It closed in 1991 when the London Forest Travel subsidiary of London Buses closed. The office building remains under a preservation order and new houses have been built on the rest of the site in the aptly named Omnibus Way.
West Ham opened as a tram depot in 1906 by West Ham Corporation Tramways. It was converted to trolleybus operation in 1937 and motorbuses in 1959, when Routemasters were used in replacement of trolleybuses.
The garage closed in 1992. Part of the garage offices remain under a preservation order. The housing built on the site is in Routemaster Close.
Poplar was originally a London County Council tram depot. It was built in 1906 on a site acquired from the North Metropolitan Tramways Co.
It was rebuilt in 1940 to allow conversion to trolleybus operation and further modified in 1959 for motorbuses. It was among the first garages to work Routemaster buses on trolleybus replacement routes.
It closed in 1985 and the buildings are still in use today.

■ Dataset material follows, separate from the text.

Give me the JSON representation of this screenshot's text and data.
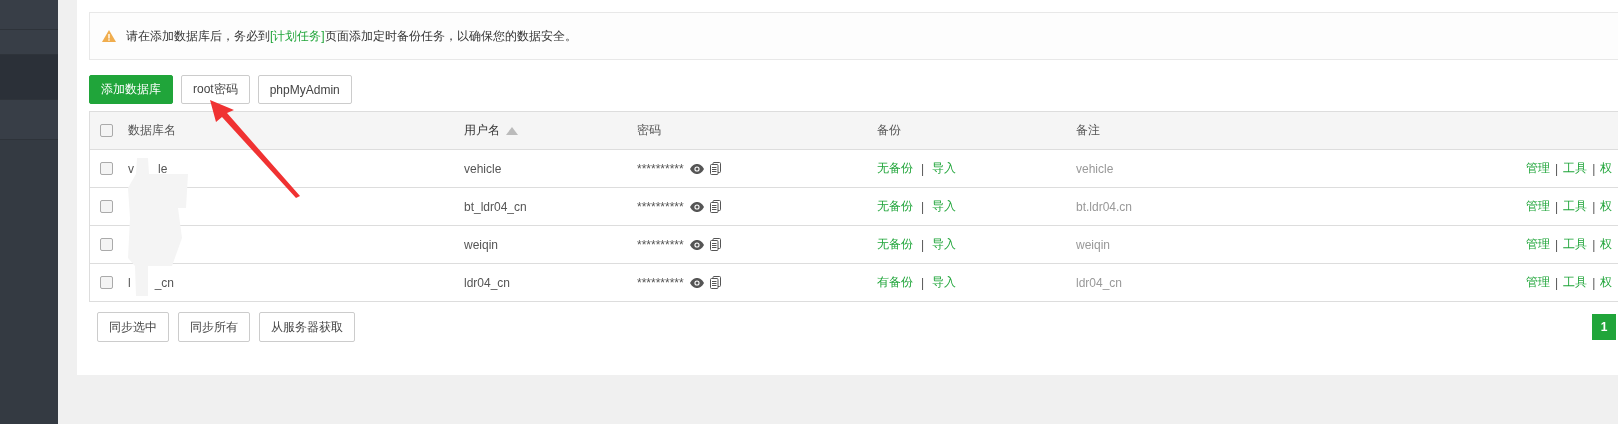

Waterden Road opened in 2004 as a base for articulated buses on the newly won route 25. The garage had previously been a local authority depot and distribution centre.
The main buildings were reduced to half their original depth, but still long enough to accommodate an articulated bus, and the office buildings were refurbished. Other buildings were demolished to allow fuel facilities and a bus wash to be installed. The site was capable of holding a hundred buses, so the initial allocation of forty five Mercedes Benz Citaros left room to spare.
The company’s training school for East London was relocated to the garage, along with the training fleet. These were joined in late 2005 by East London Coaches hire fleet until their demise in January 2007. Heritage route 15 with its Routemasters was also based at the garage from its inception until removal to Bow.
With the win of the London Olympics bid, route 25 and its buses were moved to Rainham for a short while. The garage finally closed in December 2007.
Chadwell Heath garage was planned to open in 1993 on a site in Selina’s Lane, Chadwell Heath. It would have taken all the services operating from Barking, Romford and Seven Kings garages.
It was discovered that the site had been contaminated by years of paint production and was not suitable for development at the time. Planning was sufficiently advanced that Seven Kings did close and for some years afterwards buses from Barking and Romford carried CH garage codes.